It was a wonderful turn of fate that the Blackhawks' stars carried them to this Cup appearance. Blackhawks captain Jonathan Toews banged home the first two goals in Game 7, Duncan Keith continued his monster playoffs, and Kane, who has 10 goals in the postseason, had three assists.
For a sport defined by luck and opportunity, to have the biggest names turn up again and again is not only rewarding to die-hard fans, but it also helps build new ones.
Casual sports fans all over North America are familiar with Toews, Kane and Keith because they're on TV every late spring. The Blackhawks are likable to out-of-town fans, like the San Francisco Giants and unlike, say, the New England Patriots.
The Blackhawks obviously need to win this next series to cement dynastic status, but there is little argument to be made that this team, anchored by its young stars, is just a local obsession. It is an NHL marvel with few rivals.
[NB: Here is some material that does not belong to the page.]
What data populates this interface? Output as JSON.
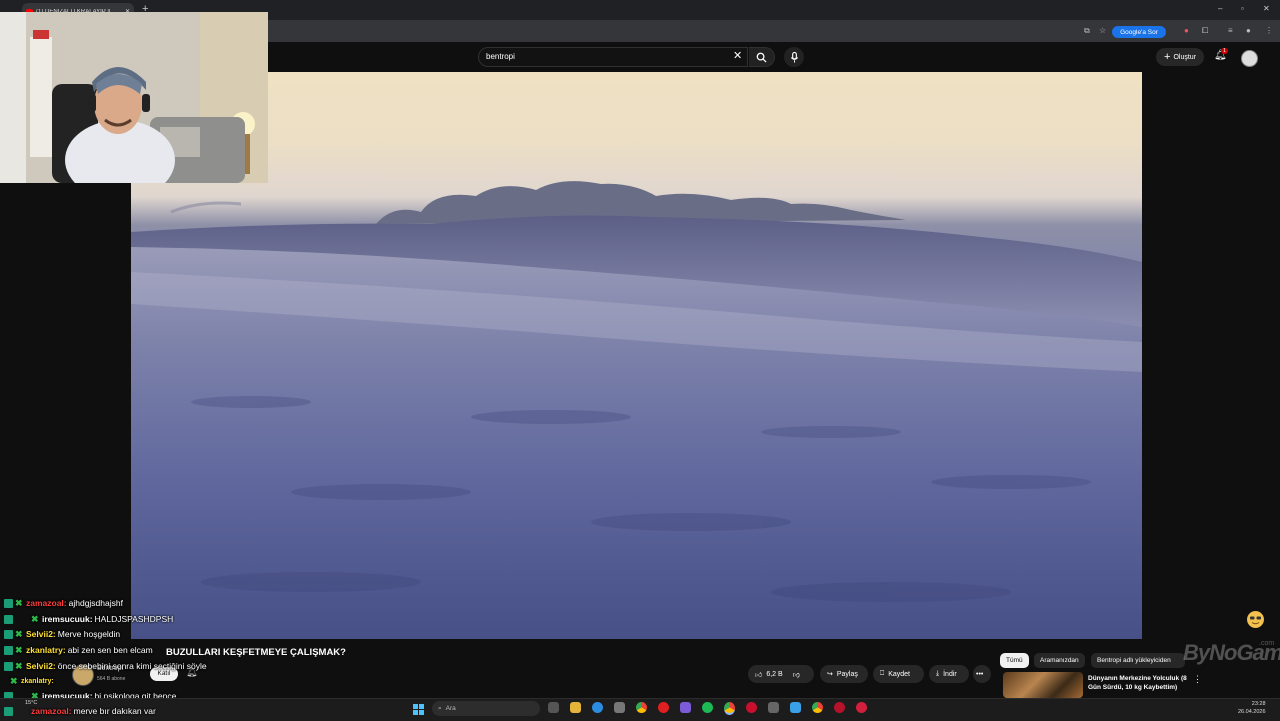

The Los Angeles Kings are one such rival, with two Cups in the past three seasons. The Kings knocked Chicago out in Game 7 of last year's conference finals. A third Cup would clearly signify the Hawks' status in the post-2005 landscape.
Judging from their comments, it's safe to say the Blackhawks aren't satisfied with selling "conference champion" hats. Then again, who would be?
Kane, Toews and the rest know what it's like to hold the Cup, and they know what it's like to miss out.
"We've had some good accomplishments in here and some things to be proud of," Kane said. "But at the same time, who knows if these opportunities are going to come around this often?"
As the next series gets ready to begin, the Blackhawks shouldn't be worried about hockey immortality or bragging rights. It's all about living in the now.
Because if you're a Blackhawk or a Blackhawks fan, the present is a pretty good place to be.